Eight hundred and eight of these revolvers were converted for immediate dispatch, this was duly done and the British armed forces received 666 of the 808.
After the outbreak of the first World War in 1914 the British Army was a very small highly professional Volunteer army of less than 250,000 regular soldiers spread all over the world serving in her colonies.
It quickly became apparent that it was going to be a long war on a very large scale against the major military power in Europe, Germany and her allies, the British forces would need to expand rapidly.
The lock was simplified using only five main components instead of nine to twelve as used in other revolvers.
I have details of all the numbers if anyone should require verification.
The grips were of plain smooth walnut on the military guns and the grips on the commercial model were chequered with a brass disc containing the S&W logo.
This model continued in production with Smith & Wesson until 1946.
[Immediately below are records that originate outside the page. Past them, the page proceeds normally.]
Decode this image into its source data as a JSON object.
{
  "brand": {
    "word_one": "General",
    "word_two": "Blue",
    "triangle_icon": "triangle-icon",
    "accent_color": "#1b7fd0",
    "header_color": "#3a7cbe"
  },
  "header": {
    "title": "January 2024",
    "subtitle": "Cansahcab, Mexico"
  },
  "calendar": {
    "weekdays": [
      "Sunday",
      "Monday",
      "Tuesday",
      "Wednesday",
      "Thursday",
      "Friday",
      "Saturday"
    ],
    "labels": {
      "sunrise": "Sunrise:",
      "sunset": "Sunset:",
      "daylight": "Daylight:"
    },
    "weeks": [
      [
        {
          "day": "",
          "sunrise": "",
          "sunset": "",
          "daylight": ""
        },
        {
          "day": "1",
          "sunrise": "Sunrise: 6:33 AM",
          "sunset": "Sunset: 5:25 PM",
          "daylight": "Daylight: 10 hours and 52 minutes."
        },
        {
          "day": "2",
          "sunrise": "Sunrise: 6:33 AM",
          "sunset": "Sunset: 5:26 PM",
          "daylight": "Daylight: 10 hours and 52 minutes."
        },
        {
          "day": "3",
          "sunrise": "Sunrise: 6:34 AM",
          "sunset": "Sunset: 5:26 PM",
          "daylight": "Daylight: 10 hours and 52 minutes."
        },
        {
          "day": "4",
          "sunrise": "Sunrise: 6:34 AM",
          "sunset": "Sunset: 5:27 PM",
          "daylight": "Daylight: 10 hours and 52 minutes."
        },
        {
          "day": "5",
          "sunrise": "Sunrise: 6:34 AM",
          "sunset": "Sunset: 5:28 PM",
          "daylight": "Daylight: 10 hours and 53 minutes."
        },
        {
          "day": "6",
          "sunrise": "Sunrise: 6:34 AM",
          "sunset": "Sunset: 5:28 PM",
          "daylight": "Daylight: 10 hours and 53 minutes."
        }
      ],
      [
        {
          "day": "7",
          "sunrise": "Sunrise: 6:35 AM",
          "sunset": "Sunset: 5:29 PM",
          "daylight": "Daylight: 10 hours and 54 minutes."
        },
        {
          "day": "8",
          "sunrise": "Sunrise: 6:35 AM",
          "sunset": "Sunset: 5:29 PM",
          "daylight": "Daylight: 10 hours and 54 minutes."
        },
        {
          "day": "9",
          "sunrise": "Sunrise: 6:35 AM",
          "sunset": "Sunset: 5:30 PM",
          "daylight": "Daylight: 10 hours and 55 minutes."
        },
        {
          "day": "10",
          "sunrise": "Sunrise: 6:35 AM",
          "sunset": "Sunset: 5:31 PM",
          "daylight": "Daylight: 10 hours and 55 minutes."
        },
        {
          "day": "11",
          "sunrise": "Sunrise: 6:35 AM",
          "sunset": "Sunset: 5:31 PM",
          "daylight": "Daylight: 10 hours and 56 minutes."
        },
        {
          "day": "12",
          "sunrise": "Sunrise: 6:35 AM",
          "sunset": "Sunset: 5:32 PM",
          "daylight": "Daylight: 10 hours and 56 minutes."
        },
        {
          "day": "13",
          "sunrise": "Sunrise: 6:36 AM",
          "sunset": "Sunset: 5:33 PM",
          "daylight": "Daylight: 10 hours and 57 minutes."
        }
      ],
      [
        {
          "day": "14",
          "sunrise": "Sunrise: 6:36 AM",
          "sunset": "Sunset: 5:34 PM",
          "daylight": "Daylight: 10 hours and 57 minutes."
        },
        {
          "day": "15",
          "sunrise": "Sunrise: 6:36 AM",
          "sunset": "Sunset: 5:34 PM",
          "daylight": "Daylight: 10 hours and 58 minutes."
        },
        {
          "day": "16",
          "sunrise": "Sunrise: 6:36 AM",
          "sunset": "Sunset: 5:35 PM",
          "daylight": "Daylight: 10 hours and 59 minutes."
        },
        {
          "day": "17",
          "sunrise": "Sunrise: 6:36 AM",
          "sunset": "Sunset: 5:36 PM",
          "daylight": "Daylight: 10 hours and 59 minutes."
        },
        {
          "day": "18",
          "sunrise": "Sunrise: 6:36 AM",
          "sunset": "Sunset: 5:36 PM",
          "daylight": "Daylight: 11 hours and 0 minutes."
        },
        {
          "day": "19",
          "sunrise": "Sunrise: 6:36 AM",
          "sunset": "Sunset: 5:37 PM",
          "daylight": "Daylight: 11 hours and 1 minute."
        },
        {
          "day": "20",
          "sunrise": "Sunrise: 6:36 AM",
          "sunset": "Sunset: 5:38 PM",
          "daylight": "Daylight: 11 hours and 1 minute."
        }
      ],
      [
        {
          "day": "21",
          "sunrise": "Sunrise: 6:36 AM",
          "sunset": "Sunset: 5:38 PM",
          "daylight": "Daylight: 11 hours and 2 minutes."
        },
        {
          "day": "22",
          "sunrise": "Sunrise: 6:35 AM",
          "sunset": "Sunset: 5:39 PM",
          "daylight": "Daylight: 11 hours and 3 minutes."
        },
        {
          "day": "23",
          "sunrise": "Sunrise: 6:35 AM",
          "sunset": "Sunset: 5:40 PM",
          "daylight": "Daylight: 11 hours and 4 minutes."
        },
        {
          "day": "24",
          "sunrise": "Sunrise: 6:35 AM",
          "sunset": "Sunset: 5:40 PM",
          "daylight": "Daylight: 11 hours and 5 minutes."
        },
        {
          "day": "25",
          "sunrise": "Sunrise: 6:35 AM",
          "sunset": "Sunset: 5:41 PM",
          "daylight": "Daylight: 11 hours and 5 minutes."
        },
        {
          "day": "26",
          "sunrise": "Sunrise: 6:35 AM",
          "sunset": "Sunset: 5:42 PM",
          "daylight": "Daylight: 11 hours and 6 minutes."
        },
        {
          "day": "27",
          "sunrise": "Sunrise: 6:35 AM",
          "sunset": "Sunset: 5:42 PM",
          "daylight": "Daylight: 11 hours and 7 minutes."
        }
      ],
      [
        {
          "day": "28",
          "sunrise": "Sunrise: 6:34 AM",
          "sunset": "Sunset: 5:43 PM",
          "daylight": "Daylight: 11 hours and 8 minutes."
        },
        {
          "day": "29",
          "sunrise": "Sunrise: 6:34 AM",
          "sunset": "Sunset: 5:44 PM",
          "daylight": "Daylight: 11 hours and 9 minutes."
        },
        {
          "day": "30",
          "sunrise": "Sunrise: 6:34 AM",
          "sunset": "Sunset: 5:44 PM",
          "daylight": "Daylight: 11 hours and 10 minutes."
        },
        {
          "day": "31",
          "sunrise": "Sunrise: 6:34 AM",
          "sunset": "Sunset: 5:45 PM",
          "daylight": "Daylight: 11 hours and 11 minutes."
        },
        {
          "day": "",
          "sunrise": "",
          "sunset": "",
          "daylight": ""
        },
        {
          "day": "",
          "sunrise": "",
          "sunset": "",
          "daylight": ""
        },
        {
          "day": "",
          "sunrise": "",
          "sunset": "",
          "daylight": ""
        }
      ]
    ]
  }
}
The serial number range for this contract began at number 1 and continued on up to 175,000.
The Colt and Smith & Wesson Model 1917's were introduced so that the same ammunition could be used in both of the service issued handguns, those being the .45 ACP Colt 1911 and the .45 ACP Model 1917 revolvers.